__Activity__
Find all lines below containing the string "JSON" and return them.

━━━━━━━━━━━━━━━━━━━━━━━━━━━━━━

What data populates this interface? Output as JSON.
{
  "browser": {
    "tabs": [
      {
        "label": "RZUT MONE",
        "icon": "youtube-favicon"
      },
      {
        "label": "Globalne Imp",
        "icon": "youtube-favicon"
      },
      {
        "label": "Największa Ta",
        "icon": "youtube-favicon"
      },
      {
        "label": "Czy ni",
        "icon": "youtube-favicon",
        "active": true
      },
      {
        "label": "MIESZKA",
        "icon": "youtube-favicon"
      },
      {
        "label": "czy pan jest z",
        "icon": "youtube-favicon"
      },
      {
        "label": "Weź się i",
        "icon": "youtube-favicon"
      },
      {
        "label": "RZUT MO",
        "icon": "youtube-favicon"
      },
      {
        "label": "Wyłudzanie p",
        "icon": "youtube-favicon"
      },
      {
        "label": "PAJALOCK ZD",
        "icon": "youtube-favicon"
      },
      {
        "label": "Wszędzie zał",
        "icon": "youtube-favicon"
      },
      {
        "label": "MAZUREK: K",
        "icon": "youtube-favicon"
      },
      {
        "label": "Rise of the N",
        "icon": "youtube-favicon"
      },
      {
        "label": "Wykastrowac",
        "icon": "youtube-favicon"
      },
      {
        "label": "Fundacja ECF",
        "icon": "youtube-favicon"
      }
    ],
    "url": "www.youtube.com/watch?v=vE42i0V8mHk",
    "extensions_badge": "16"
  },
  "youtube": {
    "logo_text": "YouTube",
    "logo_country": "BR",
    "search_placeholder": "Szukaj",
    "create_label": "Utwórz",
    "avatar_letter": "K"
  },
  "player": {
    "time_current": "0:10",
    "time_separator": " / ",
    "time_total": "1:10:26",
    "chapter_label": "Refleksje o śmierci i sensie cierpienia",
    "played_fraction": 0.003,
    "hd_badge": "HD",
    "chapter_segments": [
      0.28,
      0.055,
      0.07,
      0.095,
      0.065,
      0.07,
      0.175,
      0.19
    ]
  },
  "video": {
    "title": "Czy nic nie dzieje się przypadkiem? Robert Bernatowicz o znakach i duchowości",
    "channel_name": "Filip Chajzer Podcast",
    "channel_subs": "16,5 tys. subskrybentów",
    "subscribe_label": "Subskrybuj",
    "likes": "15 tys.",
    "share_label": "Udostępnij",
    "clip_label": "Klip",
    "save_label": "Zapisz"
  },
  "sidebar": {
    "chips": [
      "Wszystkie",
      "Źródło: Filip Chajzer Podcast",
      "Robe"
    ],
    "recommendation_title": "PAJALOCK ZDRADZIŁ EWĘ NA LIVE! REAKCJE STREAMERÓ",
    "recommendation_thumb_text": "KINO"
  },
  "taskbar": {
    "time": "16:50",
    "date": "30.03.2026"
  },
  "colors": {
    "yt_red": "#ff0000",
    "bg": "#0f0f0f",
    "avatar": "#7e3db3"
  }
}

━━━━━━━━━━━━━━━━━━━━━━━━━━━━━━

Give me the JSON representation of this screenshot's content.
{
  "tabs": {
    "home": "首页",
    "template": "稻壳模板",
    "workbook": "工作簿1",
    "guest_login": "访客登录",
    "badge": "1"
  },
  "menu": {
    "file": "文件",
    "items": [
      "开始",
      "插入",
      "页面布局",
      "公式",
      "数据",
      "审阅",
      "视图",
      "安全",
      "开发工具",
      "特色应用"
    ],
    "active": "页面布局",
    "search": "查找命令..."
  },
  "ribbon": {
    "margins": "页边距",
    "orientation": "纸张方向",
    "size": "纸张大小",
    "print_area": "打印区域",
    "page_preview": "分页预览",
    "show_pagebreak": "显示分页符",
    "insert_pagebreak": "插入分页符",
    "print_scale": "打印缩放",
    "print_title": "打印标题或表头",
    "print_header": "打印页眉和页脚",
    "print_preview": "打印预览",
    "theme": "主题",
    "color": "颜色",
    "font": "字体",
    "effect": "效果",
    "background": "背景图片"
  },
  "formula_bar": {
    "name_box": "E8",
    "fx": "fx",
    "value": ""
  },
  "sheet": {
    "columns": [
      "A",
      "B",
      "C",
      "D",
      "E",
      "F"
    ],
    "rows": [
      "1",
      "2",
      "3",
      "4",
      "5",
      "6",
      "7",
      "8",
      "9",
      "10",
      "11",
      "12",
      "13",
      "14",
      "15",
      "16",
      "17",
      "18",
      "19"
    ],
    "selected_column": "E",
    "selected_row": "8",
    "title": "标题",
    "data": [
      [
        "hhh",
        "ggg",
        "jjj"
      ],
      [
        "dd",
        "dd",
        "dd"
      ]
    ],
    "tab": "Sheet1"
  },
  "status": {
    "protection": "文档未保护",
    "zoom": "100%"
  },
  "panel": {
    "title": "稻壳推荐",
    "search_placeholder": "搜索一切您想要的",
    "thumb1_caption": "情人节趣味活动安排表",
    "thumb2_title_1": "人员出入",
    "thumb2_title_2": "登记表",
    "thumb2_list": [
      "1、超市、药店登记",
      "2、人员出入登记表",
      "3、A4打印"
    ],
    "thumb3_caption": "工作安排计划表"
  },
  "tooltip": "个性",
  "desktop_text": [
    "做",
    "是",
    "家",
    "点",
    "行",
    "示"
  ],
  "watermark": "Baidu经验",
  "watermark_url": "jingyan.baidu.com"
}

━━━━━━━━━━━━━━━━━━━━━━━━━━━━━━

__Your solution__
What data populates this interface? Output as JSON.
Give me the JSON representation of this screenshot's content.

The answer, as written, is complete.